▸ Your objective:
Repeat each record below exactly as it is written.

▸ Task input:
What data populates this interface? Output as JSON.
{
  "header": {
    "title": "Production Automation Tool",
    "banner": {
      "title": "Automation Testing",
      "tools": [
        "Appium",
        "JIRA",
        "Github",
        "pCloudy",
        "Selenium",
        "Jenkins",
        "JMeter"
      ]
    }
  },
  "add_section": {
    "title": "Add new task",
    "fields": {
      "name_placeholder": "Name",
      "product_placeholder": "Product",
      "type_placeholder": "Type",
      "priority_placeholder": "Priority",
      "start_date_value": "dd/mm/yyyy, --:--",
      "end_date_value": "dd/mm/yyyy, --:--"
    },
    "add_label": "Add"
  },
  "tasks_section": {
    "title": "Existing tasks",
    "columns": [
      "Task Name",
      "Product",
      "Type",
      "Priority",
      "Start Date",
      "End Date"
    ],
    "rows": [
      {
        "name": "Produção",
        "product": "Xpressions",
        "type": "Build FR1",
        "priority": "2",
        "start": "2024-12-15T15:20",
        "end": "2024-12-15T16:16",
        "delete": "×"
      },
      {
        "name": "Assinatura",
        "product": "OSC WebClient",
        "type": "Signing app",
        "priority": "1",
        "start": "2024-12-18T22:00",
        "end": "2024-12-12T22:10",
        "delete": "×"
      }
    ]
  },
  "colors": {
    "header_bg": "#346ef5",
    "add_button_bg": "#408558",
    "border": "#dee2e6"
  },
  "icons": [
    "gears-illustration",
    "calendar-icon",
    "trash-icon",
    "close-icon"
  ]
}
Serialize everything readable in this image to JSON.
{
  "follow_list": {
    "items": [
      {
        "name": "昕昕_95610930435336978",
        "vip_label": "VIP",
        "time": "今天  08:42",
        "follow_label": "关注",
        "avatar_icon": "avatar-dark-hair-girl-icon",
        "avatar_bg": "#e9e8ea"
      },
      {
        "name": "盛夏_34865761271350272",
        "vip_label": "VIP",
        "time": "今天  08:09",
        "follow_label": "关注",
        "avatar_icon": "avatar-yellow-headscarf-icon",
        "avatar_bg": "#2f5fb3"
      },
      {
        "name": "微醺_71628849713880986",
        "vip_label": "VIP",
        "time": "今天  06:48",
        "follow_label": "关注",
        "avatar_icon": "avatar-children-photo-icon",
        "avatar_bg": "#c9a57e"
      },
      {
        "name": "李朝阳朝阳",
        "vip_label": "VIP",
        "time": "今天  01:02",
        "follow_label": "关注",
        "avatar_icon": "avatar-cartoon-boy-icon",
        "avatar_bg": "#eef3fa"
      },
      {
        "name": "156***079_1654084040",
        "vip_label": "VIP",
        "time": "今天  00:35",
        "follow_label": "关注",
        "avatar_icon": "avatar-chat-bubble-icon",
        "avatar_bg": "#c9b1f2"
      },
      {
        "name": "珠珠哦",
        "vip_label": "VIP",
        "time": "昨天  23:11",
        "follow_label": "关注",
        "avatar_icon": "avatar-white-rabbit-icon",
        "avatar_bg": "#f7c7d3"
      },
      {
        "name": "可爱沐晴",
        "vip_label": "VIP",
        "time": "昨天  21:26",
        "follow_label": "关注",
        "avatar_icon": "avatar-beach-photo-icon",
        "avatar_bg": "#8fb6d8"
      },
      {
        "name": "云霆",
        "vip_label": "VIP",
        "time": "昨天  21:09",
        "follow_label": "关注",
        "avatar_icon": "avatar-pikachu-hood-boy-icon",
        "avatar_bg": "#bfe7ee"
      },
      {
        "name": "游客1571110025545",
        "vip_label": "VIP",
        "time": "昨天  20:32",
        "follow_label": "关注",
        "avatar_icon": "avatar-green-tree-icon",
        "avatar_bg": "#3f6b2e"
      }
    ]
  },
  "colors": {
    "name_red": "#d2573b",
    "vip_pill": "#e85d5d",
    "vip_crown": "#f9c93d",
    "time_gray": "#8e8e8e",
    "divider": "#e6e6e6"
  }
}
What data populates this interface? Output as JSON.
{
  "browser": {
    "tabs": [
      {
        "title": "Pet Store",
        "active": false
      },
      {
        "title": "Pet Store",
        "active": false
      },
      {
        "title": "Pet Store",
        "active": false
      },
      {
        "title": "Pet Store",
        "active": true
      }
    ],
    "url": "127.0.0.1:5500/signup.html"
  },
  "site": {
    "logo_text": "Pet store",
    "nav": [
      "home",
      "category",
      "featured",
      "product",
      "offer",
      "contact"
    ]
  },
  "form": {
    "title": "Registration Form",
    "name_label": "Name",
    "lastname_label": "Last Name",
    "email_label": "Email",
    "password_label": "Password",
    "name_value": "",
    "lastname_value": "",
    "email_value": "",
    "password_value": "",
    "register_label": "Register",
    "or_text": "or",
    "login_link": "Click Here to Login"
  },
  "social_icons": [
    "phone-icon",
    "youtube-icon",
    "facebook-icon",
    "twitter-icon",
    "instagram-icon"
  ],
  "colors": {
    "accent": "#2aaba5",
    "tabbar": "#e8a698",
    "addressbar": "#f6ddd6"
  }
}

▸ Response area:
What data populates this interface? Output as JSON.
{
  "header": {
    "title": "Production Automation Tool",
    "banner": {
      "title": "Automation Testing",
      "tools": [
        "Appium",
        "JIRA",
        "Github",
        "pCloudy",
        "Selenium",
        "Jenkins",
        "JMeter"
      ]
    }
  },
  "add_section": {
    "title": "Add new task",
    "fields": {
      "name_placeholder": "Name",
      "product_placeholder": "Product",
      "type_placeholder": "Type",
      "priority_placeholder": "Priority",
      "start_date_value": "dd/mm/yyyy, --:--",
      "end_date_value": "dd/mm/yyyy, --:--"
    },
    "add_label": "Add"
  },
  "tasks_section": {
    "title": "Existing tasks",
    "columns": [
      "Task Name",
      "Product",
      "Type",
      "Priority",
      "Start Date",
      "End Date"
    ],
    "rows": [
      {
        "name": "Produção",
        "product": "Xpressions",
        "type": "Build FR1",
        "priority": "2",
        "start": "2024-12-15T15:20",
        "end": "2024-12-15T16:16",
        "delete": "×"
      },
      {
        "name": "Assinatura",
        "product": "OSC WebClient",
        "type": "Signing app",
        "priority": "1",
        "start": "2024-12-18T22:00",
        "end": "2024-12-12T22:10",
        "delete": "×"
      }
    ]
  },
  "colors": {
    "header_bg": "#346ef5",
    "add_button_bg": "#408558",
    "border": "#dee2e6"
  },
  "icons": [
    "gears-illustration",
    "calendar-icon",
    "trash-icon",
    "close-icon"
  ]
}
Serialize everything readable in this image to JSON.
{
  "follow_list": {
    "items": [
      {
        "name": "昕昕_95610930435336978",
        "vip_label": "VIP",
        "time": "今天  08:42",
        "follow_label": "关注",
        "avatar_icon": "avatar-dark-hair-girl-icon",
        "avatar_bg": "#e9e8ea"
      },
      {
        "name": "盛夏_34865761271350272",
        "vip_label": "VIP",
        "time": "今天  08:09",
        "follow_label": "关注",
        "avatar_icon": "avatar-yellow-headscarf-icon",
        "avatar_bg": "#2f5fb3"
      },
      {
        "name": "微醺_71628849713880986",
        "vip_label": "VIP",
        "time": "今天  06:48",
        "follow_label": "关注",
        "avatar_icon": "avatar-children-photo-icon",
        "avatar_bg": "#c9a57e"
      },
      {
        "name": "李朝阳朝阳",
        "vip_label": "VIP",
        "time": "今天  01:02",
        "follow_label": "关注",
        "avatar_icon": "avatar-cartoon-boy-icon",
        "avatar_bg": "#eef3fa"
      },
      {
        "name": "156***079_1654084040",
        "vip_label": "VIP",
        "time": "今天  00:35",
        "follow_label": "关注",
        "avatar_icon": "avatar-chat-bubble-icon",
        "avatar_bg": "#c9b1f2"
      },
      {
        "name": "珠珠哦",
        "vip_label": "VIP",
        "time": "昨天  23:11",
        "follow_label": "关注",
        "avatar_icon": "avatar-white-rabbit-icon",
        "avatar_bg": "#f7c7d3"
      },
      {
        "name": "可爱沐晴",
        "vip_label": "VIP",
        "time": "昨天  21:26",
        "follow_label": "关注",
        "avatar_icon": "avatar-beach-photo-icon",
        "avatar_bg": "#8fb6d8"
      },
      {
        "name": "云霆",
        "vip_label": "VIP",
        "time": "昨天  21:09",
        "follow_label": "关注",
        "avatar_icon": "avatar-pikachu-hood-boy-icon",
        "avatar_bg": "#bfe7ee"
      },
      {
        "name": "游客1571110025545",
        "vip_label": "VIP",
        "time": "昨天  20:32",
        "follow_label": "关注",
        "avatar_icon": "avatar-green-tree-icon",
        "avatar_bg": "#3f6b2e"
      }
    ]
  },
  "colors": {
    "name_red": "#d2573b",
    "vip_pill": "#e85d5d",
    "vip_crown": "#f9c93d",
    "time_gray": "#8e8e8e",
    "divider": "#e6e6e6"
  }
}
What data populates this interface? Output as JSON.
{
  "browser": {
    "tabs": [
      {
        "title": "Pet Store",
        "active": false
      },
      {
        "title": "Pet Store",
        "active": false
      },
      {
        "title": "Pet Store",
        "active": false
      },
      {
        "title": "Pet Store",
        "active": true
      }
    ],
    "url": "127.0.0.1:5500/signup.html"
  },
  "site": {
    "logo_text": "Pet store",
    "nav": [
      "home",
      "category",
      "featured",
      "product",
      "offer",
      "contact"
    ]
  },
  "form": {
    "title": "Registration Form",
    "name_label": "Name",
    "lastname_label": "Last Name",
    "email_label": "Email",
    "password_label": "Password",
    "name_value": "",
    "lastname_value": "",
    "email_value": "",
    "password_value": "",
    "register_label": "Register",
    "or_text": "or",
    "login_link": "Click Here to Login"
  },
  "social_icons": [
    "phone-icon",
    "youtube-icon",
    "facebook-icon",
    "twitter-icon",
    "instagram-icon"
  ],
  "colors": {
    "accent": "#2aaba5",
    "tabbar": "#e8a698",
    "addressbar": "#f6ddd6"
  }
}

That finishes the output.